• [Exercise] Gather, from the listing beneath this task, every line holding the string "icon".

------------

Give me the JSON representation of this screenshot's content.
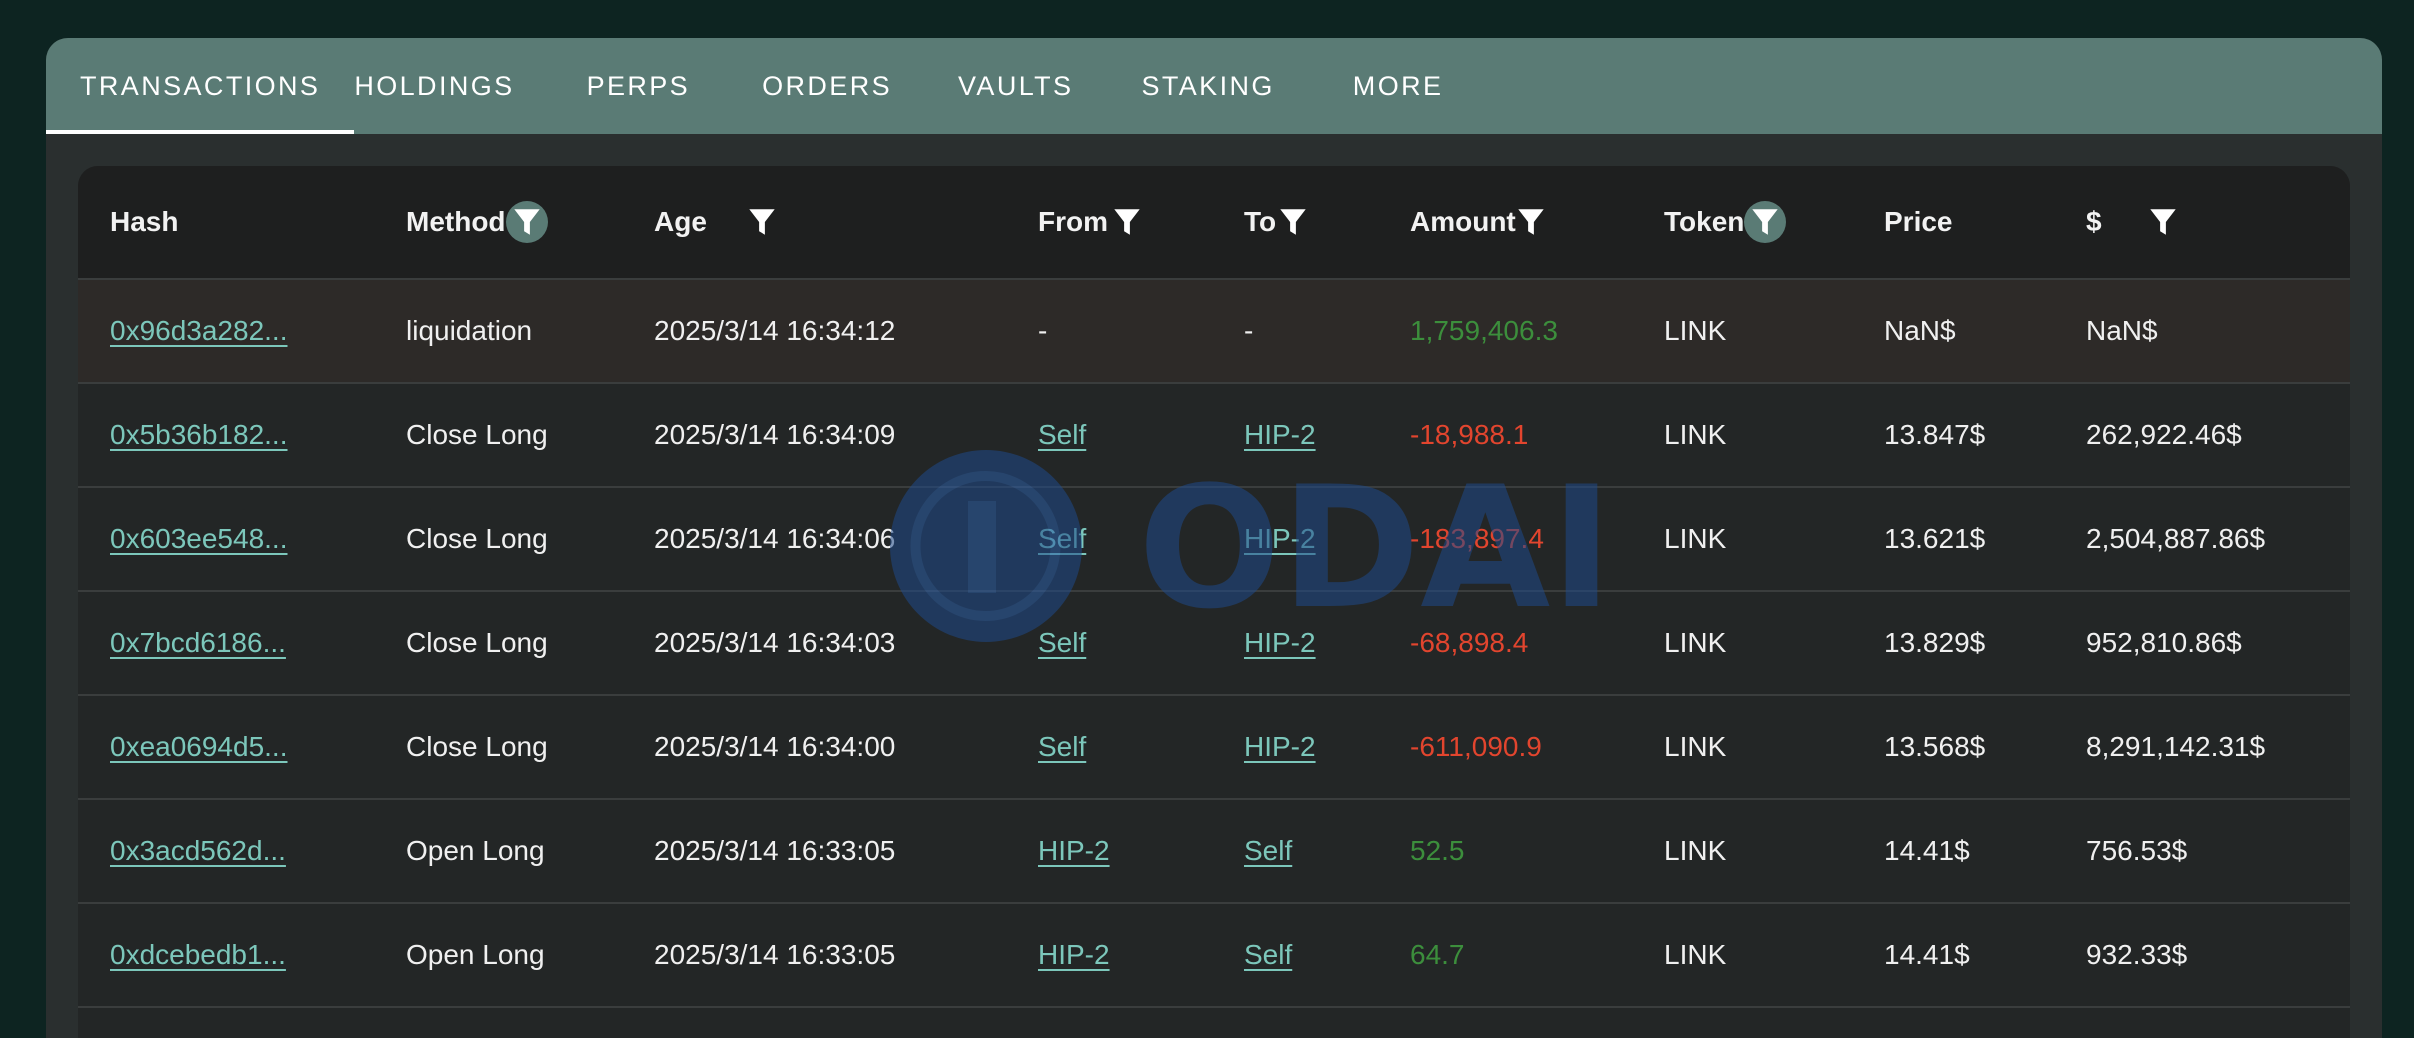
{
  "tabs": [
    {
      "label": "TRANSACTIONS",
      "active": true
    },
    {
      "label": "HOLDINGS",
      "active": false
    },
    {
      "label": "PERPS",
      "active": false
    },
    {
      "label": "ORDERS",
      "active": false
    },
    {
      "label": "VAULTS",
      "active": false
    },
    {
      "label": "STAKING",
      "active": false
    },
    {
      "label": "MORE",
      "active": false
    }
  ],
  "columns": {
    "hash": "Hash",
    "method": "Method",
    "age": "Age",
    "from": "From",
    "to": "To",
    "amount": "Amount",
    "token": "Token",
    "price": "Price",
    "usd": "$"
  },
  "colors": {
    "positive": "#3c8e3c",
    "negative": "#e2452e",
    "link": "#7cc7bb",
    "accent": "#5a7b75"
  },
  "rows": [
    {
      "hash": "0x96d3a282...",
      "method": "liquidation",
      "age": "2025/3/14 16:34:12",
      "from": "-",
      "to": "-",
      "amount": "1,759,406.3",
      "sign": "pos",
      "token": "LINK",
      "price": "NaN$",
      "usd": "NaN$"
    },
    {
      "hash": "0x5b36b182...",
      "method": "Close Long",
      "age": "2025/3/14 16:34:09",
      "from": "Self",
      "to": "HIP-2",
      "amount": "-18,988.1",
      "sign": "neg",
      "token": "LINK",
      "price": "13.847$",
      "usd": "262,922.46$"
    },
    {
      "hash": "0x603ee548...",
      "method": "Close Long",
      "age": "2025/3/14 16:34:06",
      "from": "Self",
      "to": "HIP-2",
      "amount": "-183,897.4",
      "sign": "neg",
      "token": "LINK",
      "price": "13.621$",
      "usd": "2,504,887.86$"
    },
    {
      "hash": "0x7bcd6186...",
      "method": "Close Long",
      "age": "2025/3/14 16:34:03",
      "from": "Self",
      "to": "HIP-2",
      "amount": "-68,898.4",
      "sign": "neg",
      "token": "LINK",
      "price": "13.829$",
      "usd": "952,810.86$"
    },
    {
      "hash": "0xea0694d5...",
      "method": "Close Long",
      "age": "2025/3/14 16:34:00",
      "from": "Self",
      "to": "HIP-2",
      "amount": "-611,090.9",
      "sign": "neg",
      "token": "LINK",
      "price": "13.568$",
      "usd": "8,291,142.31$"
    },
    {
      "hash": "0x3acd562d...",
      "method": "Open Long",
      "age": "2025/3/14 16:33:05",
      "from": "HIP-2",
      "to": "Self",
      "amount": "52.5",
      "sign": "pos",
      "token": "LINK",
      "price": "14.41$",
      "usd": "756.53$"
    },
    {
      "hash": "0xdcebedb1...",
      "method": "Open Long",
      "age": "2025/3/14 16:33:05",
      "from": "HIP-2",
      "to": "Self",
      "amount": "64.7",
      "sign": "pos",
      "token": "LINK",
      "price": "14.41$",
      "usd": "932.33$"
    }
  ],
  "watermark": {
    "text": "ODAILY"
  }
}
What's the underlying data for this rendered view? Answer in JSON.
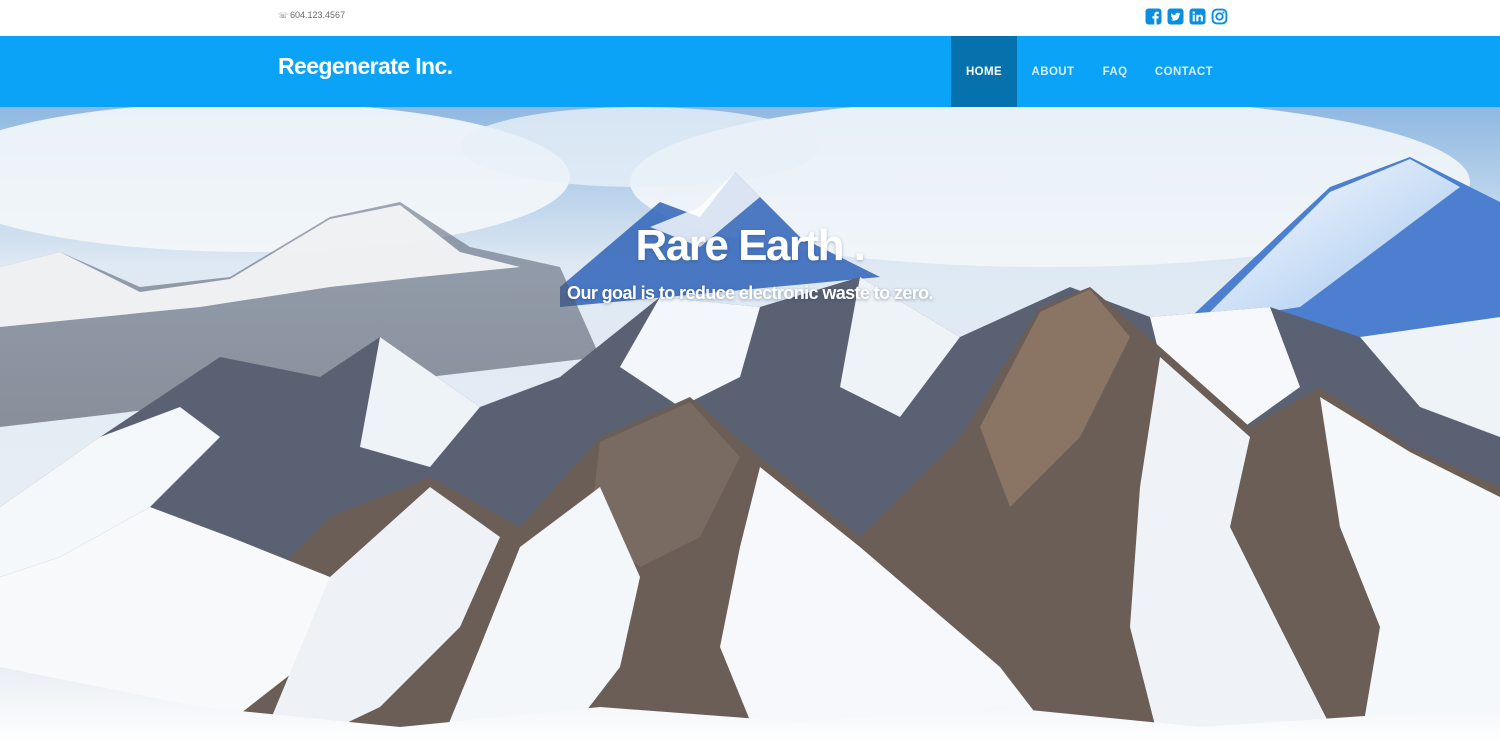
{
  "topbar": {
    "phone_icon": "phone-icon",
    "phone": "604.123.4567",
    "social": [
      {
        "icon": "facebook-icon"
      },
      {
        "icon": "twitter-icon"
      },
      {
        "icon": "linkedin-icon"
      },
      {
        "icon": "instagram-icon"
      }
    ],
    "social_color": "#0a8fe0"
  },
  "navbar": {
    "brand": "Reegenerate Inc.",
    "background": "#0aa3f7",
    "active_background": "#0572ad",
    "items": [
      {
        "label": "HOME",
        "active": true
      },
      {
        "label": "ABOUT",
        "active": false
      },
      {
        "label": "FAQ",
        "active": false
      },
      {
        "label": "CONTACT",
        "active": false
      }
    ]
  },
  "hero": {
    "title": "Rare Earth .",
    "subtitle": "Our goal is to reduce electronic waste to zero.",
    "background_image": "snowy-mountain-range"
  }
}
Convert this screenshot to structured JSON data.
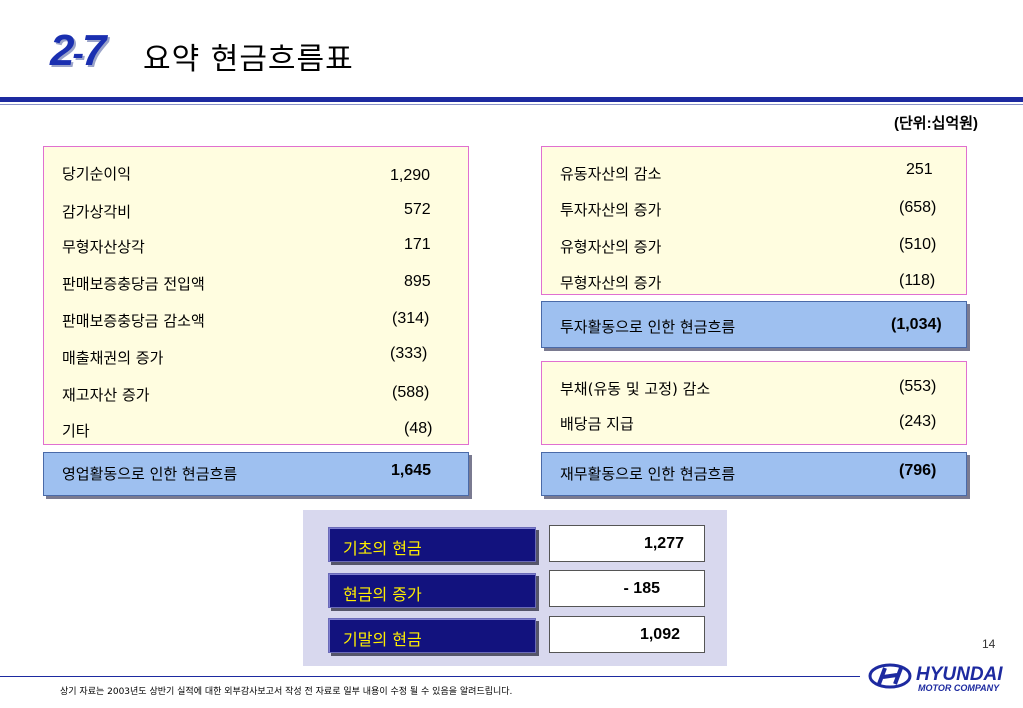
{
  "header": {
    "number_main": "2",
    "number_dash": "-",
    "number_sub": "7",
    "title": "요약 현금흐름표",
    "unit": "(단위:십억원)"
  },
  "operating": {
    "items": [
      {
        "label": "당기순이익",
        "value": "1,290"
      },
      {
        "label": "감가상각비",
        "value": "572"
      },
      {
        "label": "무형자산상각",
        "value": "171"
      },
      {
        "label": "판매보증충당금 전입액",
        "value": "895"
      },
      {
        "label": "판매보증충당금 감소액",
        "value": "(314)"
      },
      {
        "label": "매출채권의 증가",
        "value": "(333)"
      },
      {
        "label": "재고자산 증가",
        "value": "(588)"
      },
      {
        "label": "기타",
        "value": "(48)"
      }
    ],
    "total_label": "영업활동으로 인한 현금흐름",
    "total_value": "1,645"
  },
  "investing": {
    "items": [
      {
        "label": "유동자산의 감소",
        "value": "251"
      },
      {
        "label": "투자자산의 증가",
        "value": "(658)"
      },
      {
        "label": "유형자산의 증가",
        "value": "(510)"
      },
      {
        "label": "무형자산의 증가",
        "value": "(118)"
      }
    ],
    "total_label": "투자활동으로 인한 현금흐름",
    "total_value": "(1,034)"
  },
  "financing": {
    "items": [
      {
        "label": "부채(유동 및 고정) 감소",
        "value": "(553)"
      },
      {
        "label": "배당금 지급",
        "value": "(243)"
      }
    ],
    "total_label": "재무활동으로 인한 현금흐름",
    "total_value": "(796)"
  },
  "cash": [
    {
      "label": "기초의 현금",
      "value": "1,277"
    },
    {
      "label": "현금의 증가",
      "value": "- 185"
    },
    {
      "label": "기말의 현금",
      "value": "1,092"
    }
  ],
  "footer": {
    "page_number": "14",
    "note": "상기 자료는 2003년도 상반기 실적에 대한 외부감사보고서 작성 전 자료로 일부 내용이 수정 될 수 있음을 알려드립니다.",
    "logo_text": "HYUNDAI",
    "logo_sub": "MOTOR COMPANY"
  },
  "colors": {
    "accent": "#1d2aa0",
    "box_fill": "#fffde0",
    "total_fill": "#9ec0f0",
    "cash_label_fill": "#12127e",
    "cash_label_text": "#ffef00"
  }
}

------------

• [Solution for this problem]
    "phone_icon": "phone-icon",
        "icon": "facebook-icon"
        "icon": "twitter-icon"
        "icon": "linkedin-icon"
        "icon": "instagram-icon"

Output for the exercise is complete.